July 26, 2012
California has reason to be optimistic that the state's proposed high-speed rail project, due to begin construction next year, can prove to be a viable transportation alternative from environmental and sustainability standpoints.
New research by Mikhail Chester, an assistant professor in the School of Sustainable Engineering and the Built Environment and Arpad Horvath, a University of California, Berkeley engineer compared the future sustainability of a high-speed rail with that of competing modes of transportation, namely automobiles and air travel.
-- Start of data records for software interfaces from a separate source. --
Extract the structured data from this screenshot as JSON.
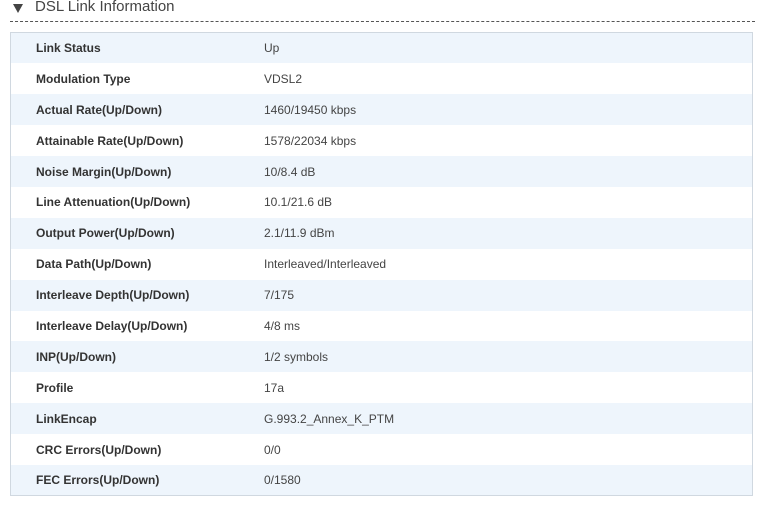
{
  "section": {
    "title": "DSL Link Information",
    "icon": "triangle-down-icon"
  },
  "rows": [
    {
      "label": "Link Status",
      "value": "Up"
    },
    {
      "label": "Modulation Type",
      "value": "VDSL2"
    },
    {
      "label": "Actual Rate(Up/Down)",
      "value": "1460/19450 kbps"
    },
    {
      "label": "Attainable Rate(Up/Down)",
      "value": "1578/22034 kbps"
    },
    {
      "label": "Noise Margin(Up/Down)",
      "value": "10/8.4 dB"
    },
    {
      "label": "Line Attenuation(Up/Down)",
      "value": "10.1/21.6 dB"
    },
    {
      "label": "Output Power(Up/Down)",
      "value": "2.1/11.9 dBm"
    },
    {
      "label": "Data Path(Up/Down)",
      "value": "Interleaved/Interleaved"
    },
    {
      "label": "Interleave Depth(Up/Down)",
      "value": "7/175"
    },
    {
      "label": "Interleave Delay(Up/Down)",
      "value": "4/8 ms"
    },
    {
      "label": "INP(Up/Down)",
      "value": "1/2 symbols"
    },
    {
      "label": "Profile",
      "value": "17a"
    },
    {
      "label": "LinkEncap",
      "value": "G.993.2_Annex_K_PTM"
    },
    {
      "label": "CRC Errors(Up/Down)",
      "value": "0/0"
    },
    {
      "label": "FEC Errors(Up/Down)",
      "value": "0/1580"
    }
  ]
}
They determined that in terms of energy consumption and greenhouse gas emissions, a mature high-speed rail system wins out when it deploys state-of-the-art trains powered by greener electricity. This was true even after accounting for the emergence of more fuel-efficient airplanes and automobiles.